June 30, 2010

June 20, 2010

The Amber Room

hidden behind unassuming wallpaper, plundered by Nazis, then disappeared in the chaotic aftermath of WWII. the mystery of the Amber Room - where did it go?


sketch for 'giant folded napkin' sculpture, reminscent of that feeling that if you unfold it, you will never be capable of putting back together again, just so. there can be no going back.

June 19, 2010

The Intrepid Shamus

The Raymond Chandler Mystery Map of Los Angeles. Locales frequented by Philip Marlowe, the way LA used to be, as described by Raymond Chandler. Painstakingly researched, it resides somewhere between fiction and reality, with Chandler's Los Angeles overlapping the city in it's present state, revealing buildings and locations Chandler attempted to disguise and camouflage, nestled amongst iconic sites like Union Station and The Chinese Theatre.
I am in awe of the cartographical detective who created this.

Hollywood, Bay City, Los Angeles.

June 16, 2010


at Sopstationen, a treasure trove of one man's junk. featuring a wall of fame with a veritable who's who of bearded fishermen sporting pipes.

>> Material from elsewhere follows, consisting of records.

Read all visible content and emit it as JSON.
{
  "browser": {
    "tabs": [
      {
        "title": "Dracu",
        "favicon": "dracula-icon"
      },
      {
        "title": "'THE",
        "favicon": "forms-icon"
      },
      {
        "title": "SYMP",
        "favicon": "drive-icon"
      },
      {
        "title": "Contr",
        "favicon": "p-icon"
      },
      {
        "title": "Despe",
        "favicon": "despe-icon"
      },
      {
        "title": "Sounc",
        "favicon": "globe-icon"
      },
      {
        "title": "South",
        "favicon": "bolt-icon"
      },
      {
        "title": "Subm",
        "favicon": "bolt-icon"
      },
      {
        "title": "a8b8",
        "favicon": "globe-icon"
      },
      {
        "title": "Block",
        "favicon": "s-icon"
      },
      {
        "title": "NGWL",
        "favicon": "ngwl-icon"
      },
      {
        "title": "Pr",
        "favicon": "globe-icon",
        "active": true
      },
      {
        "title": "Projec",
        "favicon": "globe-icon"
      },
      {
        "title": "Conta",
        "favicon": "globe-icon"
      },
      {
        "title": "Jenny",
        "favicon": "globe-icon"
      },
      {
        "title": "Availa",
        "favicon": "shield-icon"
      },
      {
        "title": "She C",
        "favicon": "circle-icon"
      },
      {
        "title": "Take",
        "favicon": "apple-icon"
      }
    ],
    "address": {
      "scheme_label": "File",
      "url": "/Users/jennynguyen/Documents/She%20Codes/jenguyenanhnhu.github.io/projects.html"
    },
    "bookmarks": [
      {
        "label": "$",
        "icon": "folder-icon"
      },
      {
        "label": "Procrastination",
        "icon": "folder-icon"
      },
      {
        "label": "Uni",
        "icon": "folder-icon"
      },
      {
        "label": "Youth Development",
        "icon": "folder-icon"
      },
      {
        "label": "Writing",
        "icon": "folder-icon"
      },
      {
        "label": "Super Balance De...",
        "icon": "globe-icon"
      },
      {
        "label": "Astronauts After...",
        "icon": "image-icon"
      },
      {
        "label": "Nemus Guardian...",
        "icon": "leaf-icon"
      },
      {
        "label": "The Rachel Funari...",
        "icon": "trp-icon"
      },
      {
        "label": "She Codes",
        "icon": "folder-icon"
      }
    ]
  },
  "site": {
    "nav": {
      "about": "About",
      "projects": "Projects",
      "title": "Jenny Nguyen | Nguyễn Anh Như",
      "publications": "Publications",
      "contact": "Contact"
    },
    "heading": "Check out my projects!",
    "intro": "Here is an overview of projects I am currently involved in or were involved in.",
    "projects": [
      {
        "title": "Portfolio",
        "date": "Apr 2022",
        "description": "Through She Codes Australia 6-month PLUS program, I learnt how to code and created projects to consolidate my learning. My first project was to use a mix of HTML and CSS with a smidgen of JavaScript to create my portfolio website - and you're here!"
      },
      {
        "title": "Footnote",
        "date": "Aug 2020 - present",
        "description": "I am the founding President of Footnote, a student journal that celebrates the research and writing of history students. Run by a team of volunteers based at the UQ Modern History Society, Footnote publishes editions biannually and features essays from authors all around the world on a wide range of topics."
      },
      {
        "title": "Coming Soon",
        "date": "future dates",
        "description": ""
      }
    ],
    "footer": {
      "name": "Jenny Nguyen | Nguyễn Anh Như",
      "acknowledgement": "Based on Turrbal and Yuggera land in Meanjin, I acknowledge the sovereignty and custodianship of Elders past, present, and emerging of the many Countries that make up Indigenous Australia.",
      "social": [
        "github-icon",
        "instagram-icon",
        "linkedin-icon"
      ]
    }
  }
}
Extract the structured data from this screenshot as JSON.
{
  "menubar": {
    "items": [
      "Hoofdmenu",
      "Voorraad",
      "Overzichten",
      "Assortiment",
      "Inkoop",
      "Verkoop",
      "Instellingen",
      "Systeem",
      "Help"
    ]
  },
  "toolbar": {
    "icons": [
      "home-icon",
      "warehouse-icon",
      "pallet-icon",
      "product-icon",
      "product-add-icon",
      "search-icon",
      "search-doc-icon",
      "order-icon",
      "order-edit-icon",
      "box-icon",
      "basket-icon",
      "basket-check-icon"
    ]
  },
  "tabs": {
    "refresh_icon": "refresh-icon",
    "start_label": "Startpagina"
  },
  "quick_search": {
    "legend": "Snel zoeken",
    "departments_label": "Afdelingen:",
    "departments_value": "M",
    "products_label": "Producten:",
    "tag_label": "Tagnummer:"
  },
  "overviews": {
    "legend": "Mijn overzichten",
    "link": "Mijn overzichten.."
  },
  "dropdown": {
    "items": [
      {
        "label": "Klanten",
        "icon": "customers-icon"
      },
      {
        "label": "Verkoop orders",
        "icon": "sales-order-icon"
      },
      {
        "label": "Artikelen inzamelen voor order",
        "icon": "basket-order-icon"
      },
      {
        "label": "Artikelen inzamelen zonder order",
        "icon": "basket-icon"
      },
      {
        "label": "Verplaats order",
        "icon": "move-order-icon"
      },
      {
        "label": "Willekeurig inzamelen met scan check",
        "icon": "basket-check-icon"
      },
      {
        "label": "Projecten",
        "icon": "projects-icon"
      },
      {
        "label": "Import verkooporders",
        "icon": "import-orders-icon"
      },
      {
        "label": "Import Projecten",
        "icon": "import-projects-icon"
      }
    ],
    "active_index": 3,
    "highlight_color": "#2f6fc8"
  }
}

Bird Watching

seen last night

seen this afternoon

June 15, 2010


Rejointed - a piece of writing by Molly Samsell on my exhibition DOVE TAIL JOINT at Enjoy Public Art Gallery last year. Read the text here.

June 12, 2010


from 'Rhubarb' (1969)

The word 'Rhubarb' is used by actors and extras to simulate a low key conversation, mumbling and general hubbub, particularly in crowd scenes. The word was used due to its lack of harsh sounding consonants, and spoken by a large group of people, unsynchronized, effectively created a continuous murmur.
When a few actors gathered backstage and represented ‘noise without’ made by a mob, they intoned the sonorous word ‘rhubarb’. The action was called ‘rhubarbing’, the actors ‘rhubarbers’.

The Eric Sykes' 1969 short film 'Rhubarb' plays on this insensible babble, with the script consisting entirely of the repeated word 'Rhubarb'. This was later remade by Sykes in 1980 under the title 'Rhubarb Rhubarb'.

June 9, 2010

Maiden Century

100 always feels like a pretty large number.From this eve - homemade pasta salad, posters for Don't Die On My Doorstep on the poster wall, amp coasting on castors, and mysterious blue rock, respectively. Go down, people of the mud!

June 6, 2010

Park n' Ride

In the park on a summer's day, where kids can cruise around in cars attached to a track.

June 5, 2010

CLIMAX! The Long Goodbye


Corpse Walks Away During Drama on TV

And the dead man got up and slowly walked away...

No doubt about it. Thousands of televiewers were talking about it yesterday.
It seems that on the new high-budgeted CBS dramatic series, Climax, which had its debut on KNXT (2) Thursday night, actor Tristam Coffin was lying under a blanket and Detective Dick Powell was talking about having the body removed when the actor arose from the dead and strolled off scene.
Powell and the other actors went right on talking as if nothing had happened. And the show went on and the private eye finally solved the murder, leaving televiewers a little perplexed.
CBS blushingly explained yesterday that Coffin thought the scene was over and that he was off-camera when he took his macabre stroll.

- Los Angeles Times (October 1954)


CLIMAX! On its premier from Hollywood last night the new Climax series reached a totally unexpected climax. For it's opener, the series presented a tight, taut Raymond Chandler murder thriller titled, "The Long Goodbye", starring Dick Powell as a private eye.
The action had moved to it's moment of greatest impact. An alcoholic author had just been mysteriously shot. A blanket was drawn over the body and while the viewers sought to figure out who killed the victim, the body got up and crawled off-stage on all fours, dragging the blanket atop him.
We haven't seen a camera booboo so ludicrous since the early days of tv when WBKB put on "Arsenic and [Old] Lace", and the corpse in the window seat suddenly came to life.
Despite this bobble, this was a great show with Powell turning in a top-grade performance as a casual, cool detective, who unraveled a complicated case, but I'll be he will always insist on a filmed show in the future to avoid such boners, even though he had no part in causing this one.

- Chicago Daily Tribune (October 1954)